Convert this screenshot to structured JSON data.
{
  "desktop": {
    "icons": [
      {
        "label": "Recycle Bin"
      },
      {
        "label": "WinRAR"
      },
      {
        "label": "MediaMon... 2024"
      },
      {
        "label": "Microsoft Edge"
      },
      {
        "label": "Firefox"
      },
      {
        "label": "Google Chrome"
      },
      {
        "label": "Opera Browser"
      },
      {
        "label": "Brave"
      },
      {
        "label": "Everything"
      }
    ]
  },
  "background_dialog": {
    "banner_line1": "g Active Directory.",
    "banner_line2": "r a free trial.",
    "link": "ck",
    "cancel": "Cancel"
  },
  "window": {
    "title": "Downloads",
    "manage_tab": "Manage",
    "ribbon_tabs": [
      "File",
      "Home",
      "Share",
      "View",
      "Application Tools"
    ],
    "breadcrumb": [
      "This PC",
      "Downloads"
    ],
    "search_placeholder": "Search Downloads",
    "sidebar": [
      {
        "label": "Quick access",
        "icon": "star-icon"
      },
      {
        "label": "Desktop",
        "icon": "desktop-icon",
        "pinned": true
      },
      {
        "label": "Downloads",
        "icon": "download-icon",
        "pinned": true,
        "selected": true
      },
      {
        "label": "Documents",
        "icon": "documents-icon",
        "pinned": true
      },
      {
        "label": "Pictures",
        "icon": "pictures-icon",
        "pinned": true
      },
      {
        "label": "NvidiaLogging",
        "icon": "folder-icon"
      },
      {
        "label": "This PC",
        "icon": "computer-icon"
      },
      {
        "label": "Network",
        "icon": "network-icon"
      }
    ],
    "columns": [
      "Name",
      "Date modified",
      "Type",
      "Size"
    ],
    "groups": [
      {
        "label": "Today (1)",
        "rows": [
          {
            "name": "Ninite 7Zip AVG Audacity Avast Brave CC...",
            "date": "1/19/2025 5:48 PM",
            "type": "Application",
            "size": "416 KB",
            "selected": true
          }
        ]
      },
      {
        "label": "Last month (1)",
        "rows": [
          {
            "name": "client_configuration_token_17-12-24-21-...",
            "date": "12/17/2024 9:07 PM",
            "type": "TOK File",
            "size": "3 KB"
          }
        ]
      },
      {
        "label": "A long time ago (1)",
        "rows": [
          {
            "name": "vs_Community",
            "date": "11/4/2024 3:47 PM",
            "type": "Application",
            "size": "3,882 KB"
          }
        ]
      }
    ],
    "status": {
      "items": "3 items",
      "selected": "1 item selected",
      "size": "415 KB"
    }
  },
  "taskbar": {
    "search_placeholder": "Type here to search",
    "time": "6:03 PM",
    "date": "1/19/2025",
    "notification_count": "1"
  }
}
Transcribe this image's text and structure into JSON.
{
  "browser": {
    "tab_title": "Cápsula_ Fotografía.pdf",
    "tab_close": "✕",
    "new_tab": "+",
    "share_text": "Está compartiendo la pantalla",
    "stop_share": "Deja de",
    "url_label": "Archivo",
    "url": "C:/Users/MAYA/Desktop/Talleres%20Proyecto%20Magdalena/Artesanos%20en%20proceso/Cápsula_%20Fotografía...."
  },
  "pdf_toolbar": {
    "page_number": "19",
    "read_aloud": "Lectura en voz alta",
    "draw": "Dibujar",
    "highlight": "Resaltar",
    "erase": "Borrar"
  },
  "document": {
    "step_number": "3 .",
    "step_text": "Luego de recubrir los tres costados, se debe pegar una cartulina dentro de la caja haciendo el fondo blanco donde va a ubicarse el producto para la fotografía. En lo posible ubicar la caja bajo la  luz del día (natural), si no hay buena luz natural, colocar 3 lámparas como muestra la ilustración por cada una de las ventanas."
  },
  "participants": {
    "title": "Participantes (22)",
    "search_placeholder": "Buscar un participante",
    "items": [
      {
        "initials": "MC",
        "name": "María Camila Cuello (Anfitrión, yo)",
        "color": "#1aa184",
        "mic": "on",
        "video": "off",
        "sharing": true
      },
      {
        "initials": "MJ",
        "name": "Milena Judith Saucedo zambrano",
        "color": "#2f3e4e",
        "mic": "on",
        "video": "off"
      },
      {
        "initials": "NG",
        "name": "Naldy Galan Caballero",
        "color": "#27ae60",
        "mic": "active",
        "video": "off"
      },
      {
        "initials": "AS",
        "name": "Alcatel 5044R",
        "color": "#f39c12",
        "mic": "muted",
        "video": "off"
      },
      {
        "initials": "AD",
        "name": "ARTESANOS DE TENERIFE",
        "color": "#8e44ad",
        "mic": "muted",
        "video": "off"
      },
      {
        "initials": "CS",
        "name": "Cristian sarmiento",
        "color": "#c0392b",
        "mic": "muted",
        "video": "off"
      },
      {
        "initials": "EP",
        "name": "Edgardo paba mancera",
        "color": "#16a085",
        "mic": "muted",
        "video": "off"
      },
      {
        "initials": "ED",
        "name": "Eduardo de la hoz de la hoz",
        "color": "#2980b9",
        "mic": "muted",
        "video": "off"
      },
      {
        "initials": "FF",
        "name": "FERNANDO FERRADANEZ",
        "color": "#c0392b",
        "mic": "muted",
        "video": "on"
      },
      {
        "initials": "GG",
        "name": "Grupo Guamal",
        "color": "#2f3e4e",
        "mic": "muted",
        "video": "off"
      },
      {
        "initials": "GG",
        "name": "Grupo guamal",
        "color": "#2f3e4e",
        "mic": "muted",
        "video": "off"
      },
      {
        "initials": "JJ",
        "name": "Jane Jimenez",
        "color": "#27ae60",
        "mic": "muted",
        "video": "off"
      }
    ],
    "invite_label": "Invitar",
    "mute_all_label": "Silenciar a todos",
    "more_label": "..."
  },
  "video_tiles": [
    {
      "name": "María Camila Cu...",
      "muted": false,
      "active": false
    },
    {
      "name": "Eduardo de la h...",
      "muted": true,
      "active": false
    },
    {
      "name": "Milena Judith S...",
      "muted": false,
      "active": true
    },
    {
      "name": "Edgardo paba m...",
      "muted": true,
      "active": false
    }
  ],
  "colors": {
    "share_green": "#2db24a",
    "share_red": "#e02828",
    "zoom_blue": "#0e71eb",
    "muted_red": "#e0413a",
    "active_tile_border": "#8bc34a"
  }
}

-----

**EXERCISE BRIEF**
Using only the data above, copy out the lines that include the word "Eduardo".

**SOLUTION**
        "name": "Eduardo de la hoz de la hoz",
      "name": "Eduardo de la h...",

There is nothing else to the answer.